Exercise aim |
Report how many lines in the records below hold the word "JSON". Add nothing to the number.

Materials provided |
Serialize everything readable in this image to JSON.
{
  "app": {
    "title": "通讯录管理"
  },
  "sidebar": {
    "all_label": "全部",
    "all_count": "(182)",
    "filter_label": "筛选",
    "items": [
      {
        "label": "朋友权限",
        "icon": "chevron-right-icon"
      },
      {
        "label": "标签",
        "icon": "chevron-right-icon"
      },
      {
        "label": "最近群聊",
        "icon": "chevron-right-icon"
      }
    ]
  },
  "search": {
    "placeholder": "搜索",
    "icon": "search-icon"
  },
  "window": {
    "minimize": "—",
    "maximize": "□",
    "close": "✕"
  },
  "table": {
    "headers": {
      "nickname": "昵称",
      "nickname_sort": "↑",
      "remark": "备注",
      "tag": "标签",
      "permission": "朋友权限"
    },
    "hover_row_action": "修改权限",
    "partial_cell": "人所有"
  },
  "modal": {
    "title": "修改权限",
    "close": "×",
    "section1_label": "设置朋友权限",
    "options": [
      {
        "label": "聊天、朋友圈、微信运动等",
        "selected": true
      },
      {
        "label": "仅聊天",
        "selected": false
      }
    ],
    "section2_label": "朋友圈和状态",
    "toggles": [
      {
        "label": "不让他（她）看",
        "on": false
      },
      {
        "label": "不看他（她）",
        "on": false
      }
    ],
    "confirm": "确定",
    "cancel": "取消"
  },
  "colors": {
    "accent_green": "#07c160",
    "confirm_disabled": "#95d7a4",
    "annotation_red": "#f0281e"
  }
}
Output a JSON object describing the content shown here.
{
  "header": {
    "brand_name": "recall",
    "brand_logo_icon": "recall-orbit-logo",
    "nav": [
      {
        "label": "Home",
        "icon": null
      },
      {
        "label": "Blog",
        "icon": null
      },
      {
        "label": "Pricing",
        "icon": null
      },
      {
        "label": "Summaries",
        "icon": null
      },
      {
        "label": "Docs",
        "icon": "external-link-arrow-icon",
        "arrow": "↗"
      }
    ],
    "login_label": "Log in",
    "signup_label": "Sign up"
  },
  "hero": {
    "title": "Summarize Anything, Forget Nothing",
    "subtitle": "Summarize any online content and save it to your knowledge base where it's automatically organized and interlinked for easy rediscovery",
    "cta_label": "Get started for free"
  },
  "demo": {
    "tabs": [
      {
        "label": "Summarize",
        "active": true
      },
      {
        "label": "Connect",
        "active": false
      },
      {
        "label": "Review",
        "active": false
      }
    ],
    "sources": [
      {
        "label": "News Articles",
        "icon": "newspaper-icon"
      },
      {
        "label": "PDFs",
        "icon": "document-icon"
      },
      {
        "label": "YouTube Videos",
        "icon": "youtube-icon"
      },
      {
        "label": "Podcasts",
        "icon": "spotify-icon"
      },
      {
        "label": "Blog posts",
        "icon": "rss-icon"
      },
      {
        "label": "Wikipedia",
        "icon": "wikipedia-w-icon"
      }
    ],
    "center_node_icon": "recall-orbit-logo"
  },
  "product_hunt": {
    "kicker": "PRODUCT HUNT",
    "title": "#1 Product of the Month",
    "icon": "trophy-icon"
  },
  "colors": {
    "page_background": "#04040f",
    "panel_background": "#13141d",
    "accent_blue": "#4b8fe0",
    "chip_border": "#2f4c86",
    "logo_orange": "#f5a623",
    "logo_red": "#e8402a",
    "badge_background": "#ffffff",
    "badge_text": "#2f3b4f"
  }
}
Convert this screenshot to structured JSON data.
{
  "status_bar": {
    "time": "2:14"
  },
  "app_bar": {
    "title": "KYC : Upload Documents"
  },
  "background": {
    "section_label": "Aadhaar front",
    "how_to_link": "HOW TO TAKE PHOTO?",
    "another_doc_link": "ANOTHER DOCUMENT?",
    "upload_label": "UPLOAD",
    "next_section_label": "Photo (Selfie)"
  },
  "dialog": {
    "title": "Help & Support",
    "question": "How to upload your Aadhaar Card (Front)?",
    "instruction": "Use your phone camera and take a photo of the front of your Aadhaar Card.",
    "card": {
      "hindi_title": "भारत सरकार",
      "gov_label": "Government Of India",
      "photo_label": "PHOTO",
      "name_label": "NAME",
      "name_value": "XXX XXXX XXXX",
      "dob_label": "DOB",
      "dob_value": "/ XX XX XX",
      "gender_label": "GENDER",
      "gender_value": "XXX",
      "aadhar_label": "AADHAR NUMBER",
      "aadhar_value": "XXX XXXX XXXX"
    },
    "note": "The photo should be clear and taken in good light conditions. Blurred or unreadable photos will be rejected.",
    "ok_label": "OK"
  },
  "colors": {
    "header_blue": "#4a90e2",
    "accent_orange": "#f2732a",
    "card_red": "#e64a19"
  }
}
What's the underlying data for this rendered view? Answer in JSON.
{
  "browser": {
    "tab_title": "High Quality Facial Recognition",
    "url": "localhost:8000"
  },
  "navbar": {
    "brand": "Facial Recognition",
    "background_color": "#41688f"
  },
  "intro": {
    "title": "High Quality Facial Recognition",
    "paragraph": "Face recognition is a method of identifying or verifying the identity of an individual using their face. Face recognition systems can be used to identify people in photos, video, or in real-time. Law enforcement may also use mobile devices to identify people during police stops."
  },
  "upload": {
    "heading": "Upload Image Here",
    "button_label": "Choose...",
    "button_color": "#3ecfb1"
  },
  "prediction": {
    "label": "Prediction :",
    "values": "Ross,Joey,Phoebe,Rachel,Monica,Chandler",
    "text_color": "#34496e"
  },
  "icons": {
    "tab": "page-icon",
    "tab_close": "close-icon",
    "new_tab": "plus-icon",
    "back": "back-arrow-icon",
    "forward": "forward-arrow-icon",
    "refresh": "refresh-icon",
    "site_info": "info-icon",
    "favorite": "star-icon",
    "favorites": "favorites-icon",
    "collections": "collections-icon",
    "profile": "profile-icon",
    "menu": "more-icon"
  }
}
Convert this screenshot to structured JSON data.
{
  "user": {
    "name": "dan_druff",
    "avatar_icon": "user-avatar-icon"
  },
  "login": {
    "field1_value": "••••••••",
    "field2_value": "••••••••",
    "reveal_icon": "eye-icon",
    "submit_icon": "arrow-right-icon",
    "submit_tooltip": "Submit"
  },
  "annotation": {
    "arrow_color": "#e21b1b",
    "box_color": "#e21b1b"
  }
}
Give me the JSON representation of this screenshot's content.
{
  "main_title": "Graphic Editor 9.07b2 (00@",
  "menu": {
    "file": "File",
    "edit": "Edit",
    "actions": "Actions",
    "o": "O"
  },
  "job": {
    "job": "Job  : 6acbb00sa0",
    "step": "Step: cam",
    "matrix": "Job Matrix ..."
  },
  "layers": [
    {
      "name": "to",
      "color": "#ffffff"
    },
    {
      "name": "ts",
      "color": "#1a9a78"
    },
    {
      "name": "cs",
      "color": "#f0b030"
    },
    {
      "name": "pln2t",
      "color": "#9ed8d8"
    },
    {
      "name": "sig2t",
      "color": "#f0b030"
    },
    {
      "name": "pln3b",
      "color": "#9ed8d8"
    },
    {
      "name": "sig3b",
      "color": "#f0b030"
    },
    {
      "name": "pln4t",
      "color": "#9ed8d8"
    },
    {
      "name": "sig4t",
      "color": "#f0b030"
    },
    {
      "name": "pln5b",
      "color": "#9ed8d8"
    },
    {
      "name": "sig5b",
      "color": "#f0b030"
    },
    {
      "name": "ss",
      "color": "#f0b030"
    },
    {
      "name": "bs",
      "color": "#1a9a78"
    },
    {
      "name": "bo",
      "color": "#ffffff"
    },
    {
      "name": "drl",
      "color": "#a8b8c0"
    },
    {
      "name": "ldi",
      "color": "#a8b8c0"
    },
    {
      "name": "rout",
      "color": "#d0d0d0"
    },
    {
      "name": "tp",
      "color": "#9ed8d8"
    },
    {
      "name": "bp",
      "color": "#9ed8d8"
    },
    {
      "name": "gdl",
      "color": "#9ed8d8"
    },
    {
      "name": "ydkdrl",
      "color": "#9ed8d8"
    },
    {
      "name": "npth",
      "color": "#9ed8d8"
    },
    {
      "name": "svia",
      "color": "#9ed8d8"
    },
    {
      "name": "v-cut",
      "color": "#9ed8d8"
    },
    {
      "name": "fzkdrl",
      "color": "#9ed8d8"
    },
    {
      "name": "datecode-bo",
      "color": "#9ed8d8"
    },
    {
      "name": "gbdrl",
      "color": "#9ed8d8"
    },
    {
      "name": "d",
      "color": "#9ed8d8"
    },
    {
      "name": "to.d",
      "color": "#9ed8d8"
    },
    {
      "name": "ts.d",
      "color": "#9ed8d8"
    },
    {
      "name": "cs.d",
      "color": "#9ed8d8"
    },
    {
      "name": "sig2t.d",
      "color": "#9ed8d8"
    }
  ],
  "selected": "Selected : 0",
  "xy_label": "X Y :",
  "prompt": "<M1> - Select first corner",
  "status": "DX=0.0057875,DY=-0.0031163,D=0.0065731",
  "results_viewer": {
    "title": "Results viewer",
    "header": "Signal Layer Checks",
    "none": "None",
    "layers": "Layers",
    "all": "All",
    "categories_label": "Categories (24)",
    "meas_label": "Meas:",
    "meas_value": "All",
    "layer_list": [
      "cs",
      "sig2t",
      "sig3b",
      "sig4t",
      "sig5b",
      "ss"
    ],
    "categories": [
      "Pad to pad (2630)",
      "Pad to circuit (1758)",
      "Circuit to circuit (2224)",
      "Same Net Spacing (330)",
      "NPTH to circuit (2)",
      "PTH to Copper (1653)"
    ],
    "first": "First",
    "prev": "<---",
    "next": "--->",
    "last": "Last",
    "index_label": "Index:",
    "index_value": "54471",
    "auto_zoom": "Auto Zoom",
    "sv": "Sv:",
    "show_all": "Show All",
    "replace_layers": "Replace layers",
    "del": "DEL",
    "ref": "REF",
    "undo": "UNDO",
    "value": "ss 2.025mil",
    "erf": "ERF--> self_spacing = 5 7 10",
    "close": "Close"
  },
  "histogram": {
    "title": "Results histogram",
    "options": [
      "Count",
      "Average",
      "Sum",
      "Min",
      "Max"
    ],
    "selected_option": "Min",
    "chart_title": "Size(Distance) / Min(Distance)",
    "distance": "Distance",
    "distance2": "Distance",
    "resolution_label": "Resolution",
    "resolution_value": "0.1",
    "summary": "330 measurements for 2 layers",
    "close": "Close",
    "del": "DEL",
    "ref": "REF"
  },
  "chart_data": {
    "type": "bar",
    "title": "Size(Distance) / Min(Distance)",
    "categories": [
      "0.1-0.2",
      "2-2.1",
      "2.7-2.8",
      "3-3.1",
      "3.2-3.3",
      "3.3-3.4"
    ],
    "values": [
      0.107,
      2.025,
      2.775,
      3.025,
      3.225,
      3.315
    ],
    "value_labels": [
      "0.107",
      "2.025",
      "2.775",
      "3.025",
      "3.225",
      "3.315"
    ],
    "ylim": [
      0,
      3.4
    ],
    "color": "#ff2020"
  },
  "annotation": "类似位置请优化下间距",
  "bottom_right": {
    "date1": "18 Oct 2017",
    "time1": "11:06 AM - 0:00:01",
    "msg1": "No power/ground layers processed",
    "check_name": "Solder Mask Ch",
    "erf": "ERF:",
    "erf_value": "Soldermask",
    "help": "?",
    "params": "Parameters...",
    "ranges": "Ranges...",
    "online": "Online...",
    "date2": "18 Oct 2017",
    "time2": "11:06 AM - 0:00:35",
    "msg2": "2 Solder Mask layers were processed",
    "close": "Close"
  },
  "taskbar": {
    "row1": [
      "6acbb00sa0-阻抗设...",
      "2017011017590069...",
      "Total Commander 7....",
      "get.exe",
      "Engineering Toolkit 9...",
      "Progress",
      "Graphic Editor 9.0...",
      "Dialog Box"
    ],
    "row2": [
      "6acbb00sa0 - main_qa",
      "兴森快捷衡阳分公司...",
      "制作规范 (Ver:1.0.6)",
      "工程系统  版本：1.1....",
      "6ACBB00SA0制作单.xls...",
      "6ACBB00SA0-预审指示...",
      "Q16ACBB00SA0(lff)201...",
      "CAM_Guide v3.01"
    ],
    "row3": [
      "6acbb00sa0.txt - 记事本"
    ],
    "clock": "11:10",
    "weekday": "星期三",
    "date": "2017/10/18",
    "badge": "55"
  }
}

Solution to this exercise |
6